(See: Howse 1986).
Wilkins’s Observatory (1918-1960), Bexleyheath, established by Hugh Percy Wilkins (1896-1960) who was born Carmarthen. He began observing in 1909. After service during World War I he settled in Kent. In 1918 he joined the BAA, became a selenographer, and Director of the Lunar Section 1946-56. From his garden in Bexleyheath he observed at first with 12½-inch reflector; later with a 15½-inch reflector. He also made observations using the telescopes at professional observatories in Europe and the United States.
He produced in 1924 a 60-inch map of the Moon, which included new names for a number of features. In 1951 he published a revised 300″-diameter map of the Moon, considered by some as the culmination of the art of selenography prior to the space age. However his maps were dense with detail, some of which was fictitious, making them less useful.
Wollaston’s Observatory (c.1770-c.1820), Chiselhurst, established by Revd.
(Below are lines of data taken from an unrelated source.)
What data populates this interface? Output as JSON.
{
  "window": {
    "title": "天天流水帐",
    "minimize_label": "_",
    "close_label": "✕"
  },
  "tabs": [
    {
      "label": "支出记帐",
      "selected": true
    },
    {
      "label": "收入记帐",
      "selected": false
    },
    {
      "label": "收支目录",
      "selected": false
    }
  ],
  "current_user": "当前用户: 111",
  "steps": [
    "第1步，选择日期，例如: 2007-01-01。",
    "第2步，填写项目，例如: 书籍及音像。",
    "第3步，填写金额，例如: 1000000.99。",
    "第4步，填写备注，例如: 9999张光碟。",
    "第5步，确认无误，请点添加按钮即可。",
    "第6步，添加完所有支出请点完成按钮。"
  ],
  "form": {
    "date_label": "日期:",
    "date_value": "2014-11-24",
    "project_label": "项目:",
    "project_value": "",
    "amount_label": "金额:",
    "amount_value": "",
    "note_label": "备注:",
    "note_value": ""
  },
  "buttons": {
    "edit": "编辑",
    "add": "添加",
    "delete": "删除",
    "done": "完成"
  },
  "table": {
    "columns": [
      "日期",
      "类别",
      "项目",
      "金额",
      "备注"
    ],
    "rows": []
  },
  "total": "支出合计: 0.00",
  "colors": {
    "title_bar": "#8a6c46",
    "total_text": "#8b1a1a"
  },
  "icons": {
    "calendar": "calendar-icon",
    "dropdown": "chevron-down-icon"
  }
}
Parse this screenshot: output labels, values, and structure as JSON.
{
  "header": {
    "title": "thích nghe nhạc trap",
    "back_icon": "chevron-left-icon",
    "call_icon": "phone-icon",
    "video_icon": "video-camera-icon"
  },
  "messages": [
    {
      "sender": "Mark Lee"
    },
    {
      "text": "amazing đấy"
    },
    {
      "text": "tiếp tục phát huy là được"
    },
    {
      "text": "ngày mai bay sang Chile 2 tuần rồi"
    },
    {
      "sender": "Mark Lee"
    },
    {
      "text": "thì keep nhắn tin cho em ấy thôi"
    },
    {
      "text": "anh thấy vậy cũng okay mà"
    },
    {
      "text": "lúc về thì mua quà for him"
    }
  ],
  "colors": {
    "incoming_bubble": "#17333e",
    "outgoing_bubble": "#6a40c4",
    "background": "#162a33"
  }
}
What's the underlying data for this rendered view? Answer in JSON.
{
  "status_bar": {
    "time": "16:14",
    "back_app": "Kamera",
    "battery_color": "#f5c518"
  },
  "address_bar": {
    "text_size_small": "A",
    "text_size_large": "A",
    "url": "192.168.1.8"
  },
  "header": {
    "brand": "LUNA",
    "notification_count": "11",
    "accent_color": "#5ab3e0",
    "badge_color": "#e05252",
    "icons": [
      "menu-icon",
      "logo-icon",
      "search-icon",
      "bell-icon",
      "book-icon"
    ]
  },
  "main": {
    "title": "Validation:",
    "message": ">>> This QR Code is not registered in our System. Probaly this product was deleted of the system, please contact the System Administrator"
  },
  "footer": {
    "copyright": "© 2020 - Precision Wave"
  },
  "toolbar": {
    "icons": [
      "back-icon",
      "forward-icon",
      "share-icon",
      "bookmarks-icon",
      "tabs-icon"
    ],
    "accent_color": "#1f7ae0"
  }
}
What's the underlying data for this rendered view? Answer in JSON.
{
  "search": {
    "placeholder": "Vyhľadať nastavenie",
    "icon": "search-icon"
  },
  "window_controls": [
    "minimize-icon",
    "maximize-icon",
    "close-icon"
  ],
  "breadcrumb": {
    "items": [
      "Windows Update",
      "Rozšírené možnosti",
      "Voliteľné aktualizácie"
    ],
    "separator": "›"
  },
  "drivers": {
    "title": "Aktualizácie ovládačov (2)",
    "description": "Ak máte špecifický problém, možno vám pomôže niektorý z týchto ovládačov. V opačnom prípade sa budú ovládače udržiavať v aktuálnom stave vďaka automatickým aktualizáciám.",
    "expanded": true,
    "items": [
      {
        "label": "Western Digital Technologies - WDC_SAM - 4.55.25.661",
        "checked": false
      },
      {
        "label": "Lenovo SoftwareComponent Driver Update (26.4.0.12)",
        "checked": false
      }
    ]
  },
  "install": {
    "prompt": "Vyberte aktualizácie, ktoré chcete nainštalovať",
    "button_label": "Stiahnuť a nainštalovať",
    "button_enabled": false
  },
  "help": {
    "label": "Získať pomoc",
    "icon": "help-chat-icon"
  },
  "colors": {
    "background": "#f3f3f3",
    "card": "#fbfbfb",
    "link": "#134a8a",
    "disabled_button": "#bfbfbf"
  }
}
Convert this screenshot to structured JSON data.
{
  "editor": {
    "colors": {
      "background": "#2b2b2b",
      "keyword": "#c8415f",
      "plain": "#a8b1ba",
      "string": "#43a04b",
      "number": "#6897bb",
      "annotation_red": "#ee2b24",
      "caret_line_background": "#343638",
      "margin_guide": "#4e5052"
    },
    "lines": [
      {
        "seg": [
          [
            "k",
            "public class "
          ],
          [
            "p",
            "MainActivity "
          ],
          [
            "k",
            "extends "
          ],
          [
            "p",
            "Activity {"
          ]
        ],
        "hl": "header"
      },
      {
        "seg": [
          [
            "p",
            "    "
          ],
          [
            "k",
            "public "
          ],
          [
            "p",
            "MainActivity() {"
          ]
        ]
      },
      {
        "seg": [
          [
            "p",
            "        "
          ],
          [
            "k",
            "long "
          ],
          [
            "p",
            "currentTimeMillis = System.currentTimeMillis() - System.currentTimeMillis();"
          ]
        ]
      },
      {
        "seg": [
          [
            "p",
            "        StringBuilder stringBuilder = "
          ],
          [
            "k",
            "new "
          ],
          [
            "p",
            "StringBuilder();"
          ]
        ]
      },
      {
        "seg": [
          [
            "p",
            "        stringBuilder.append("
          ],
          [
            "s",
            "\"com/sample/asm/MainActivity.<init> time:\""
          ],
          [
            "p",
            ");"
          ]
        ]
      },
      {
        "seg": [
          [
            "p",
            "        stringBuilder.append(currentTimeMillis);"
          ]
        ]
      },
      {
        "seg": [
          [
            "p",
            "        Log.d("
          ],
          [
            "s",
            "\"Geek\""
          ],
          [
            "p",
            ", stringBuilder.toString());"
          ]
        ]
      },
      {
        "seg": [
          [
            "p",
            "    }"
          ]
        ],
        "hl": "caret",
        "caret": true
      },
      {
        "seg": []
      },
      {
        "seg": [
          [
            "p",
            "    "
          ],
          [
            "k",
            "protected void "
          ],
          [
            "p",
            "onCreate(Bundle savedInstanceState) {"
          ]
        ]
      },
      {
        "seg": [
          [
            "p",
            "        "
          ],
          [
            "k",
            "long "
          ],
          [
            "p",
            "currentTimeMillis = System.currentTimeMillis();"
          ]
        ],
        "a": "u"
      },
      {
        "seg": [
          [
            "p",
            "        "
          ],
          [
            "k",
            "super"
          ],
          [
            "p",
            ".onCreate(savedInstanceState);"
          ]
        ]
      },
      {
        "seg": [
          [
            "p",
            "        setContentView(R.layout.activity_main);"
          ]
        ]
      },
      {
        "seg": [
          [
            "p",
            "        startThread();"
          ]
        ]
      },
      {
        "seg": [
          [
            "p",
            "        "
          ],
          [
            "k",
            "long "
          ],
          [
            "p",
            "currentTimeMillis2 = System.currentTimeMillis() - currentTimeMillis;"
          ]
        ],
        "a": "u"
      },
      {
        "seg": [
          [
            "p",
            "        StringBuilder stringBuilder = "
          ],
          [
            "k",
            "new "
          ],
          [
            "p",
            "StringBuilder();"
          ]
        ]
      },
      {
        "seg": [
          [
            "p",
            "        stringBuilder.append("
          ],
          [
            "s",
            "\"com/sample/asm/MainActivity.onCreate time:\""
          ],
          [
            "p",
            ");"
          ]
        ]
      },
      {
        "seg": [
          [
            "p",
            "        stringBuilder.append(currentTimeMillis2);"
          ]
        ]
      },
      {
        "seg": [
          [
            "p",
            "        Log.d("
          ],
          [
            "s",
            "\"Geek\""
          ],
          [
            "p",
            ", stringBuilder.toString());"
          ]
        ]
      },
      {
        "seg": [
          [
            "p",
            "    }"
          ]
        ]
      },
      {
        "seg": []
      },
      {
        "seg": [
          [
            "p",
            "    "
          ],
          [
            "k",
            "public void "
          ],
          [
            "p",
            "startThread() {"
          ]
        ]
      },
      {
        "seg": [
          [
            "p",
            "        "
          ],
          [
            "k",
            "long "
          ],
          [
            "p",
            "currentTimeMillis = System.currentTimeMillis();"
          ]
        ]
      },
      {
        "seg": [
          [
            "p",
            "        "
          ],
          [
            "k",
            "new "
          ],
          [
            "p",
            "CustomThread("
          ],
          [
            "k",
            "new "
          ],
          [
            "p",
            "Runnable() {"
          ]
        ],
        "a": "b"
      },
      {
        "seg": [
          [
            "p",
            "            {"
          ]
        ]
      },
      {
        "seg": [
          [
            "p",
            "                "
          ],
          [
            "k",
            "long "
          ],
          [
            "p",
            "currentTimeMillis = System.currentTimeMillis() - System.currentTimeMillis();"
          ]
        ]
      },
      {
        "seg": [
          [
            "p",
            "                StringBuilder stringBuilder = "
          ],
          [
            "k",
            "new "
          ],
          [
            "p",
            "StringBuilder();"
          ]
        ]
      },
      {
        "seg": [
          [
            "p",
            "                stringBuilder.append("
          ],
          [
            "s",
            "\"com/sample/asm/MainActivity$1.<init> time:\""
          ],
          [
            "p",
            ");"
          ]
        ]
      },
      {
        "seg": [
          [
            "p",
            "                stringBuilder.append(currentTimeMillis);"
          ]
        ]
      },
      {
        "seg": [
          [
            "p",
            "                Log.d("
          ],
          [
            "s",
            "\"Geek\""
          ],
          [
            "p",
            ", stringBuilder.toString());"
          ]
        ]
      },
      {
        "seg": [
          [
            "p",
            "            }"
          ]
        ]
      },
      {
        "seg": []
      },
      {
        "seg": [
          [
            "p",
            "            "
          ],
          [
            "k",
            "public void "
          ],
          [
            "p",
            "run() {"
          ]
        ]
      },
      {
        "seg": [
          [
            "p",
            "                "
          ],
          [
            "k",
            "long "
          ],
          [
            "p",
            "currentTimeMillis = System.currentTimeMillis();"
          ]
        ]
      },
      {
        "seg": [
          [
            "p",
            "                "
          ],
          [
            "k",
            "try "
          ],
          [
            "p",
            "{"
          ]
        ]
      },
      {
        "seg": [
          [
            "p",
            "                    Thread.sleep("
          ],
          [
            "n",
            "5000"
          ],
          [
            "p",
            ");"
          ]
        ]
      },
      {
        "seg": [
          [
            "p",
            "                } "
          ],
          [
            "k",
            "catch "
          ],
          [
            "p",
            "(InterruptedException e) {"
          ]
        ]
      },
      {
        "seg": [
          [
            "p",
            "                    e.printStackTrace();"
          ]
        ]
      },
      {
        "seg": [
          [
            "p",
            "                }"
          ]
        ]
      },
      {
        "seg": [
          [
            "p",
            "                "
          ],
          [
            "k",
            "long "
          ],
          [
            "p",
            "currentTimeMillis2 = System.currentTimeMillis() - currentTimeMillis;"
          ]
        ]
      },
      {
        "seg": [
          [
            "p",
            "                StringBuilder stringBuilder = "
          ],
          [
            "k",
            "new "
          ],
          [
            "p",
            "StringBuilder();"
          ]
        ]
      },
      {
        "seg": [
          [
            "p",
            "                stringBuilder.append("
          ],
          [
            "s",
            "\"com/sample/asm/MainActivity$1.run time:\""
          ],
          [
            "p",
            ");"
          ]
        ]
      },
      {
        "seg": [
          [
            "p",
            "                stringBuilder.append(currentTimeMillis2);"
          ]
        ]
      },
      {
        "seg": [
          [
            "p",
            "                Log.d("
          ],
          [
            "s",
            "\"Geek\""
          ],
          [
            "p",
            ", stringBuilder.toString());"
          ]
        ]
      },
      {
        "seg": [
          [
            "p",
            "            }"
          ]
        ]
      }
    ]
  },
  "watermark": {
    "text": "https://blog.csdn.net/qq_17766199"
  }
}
Francis Wollaston, FRS (1731-1815). In his privately printed autobiography The Secret History of a Private Man, he explains that his pursuit of astronomy was intended to separate him at a “distance from the misrepresentations of narrow minded biggots”. He had a Peter Dollond refractor with a triplet object glass(See: Howse 1986).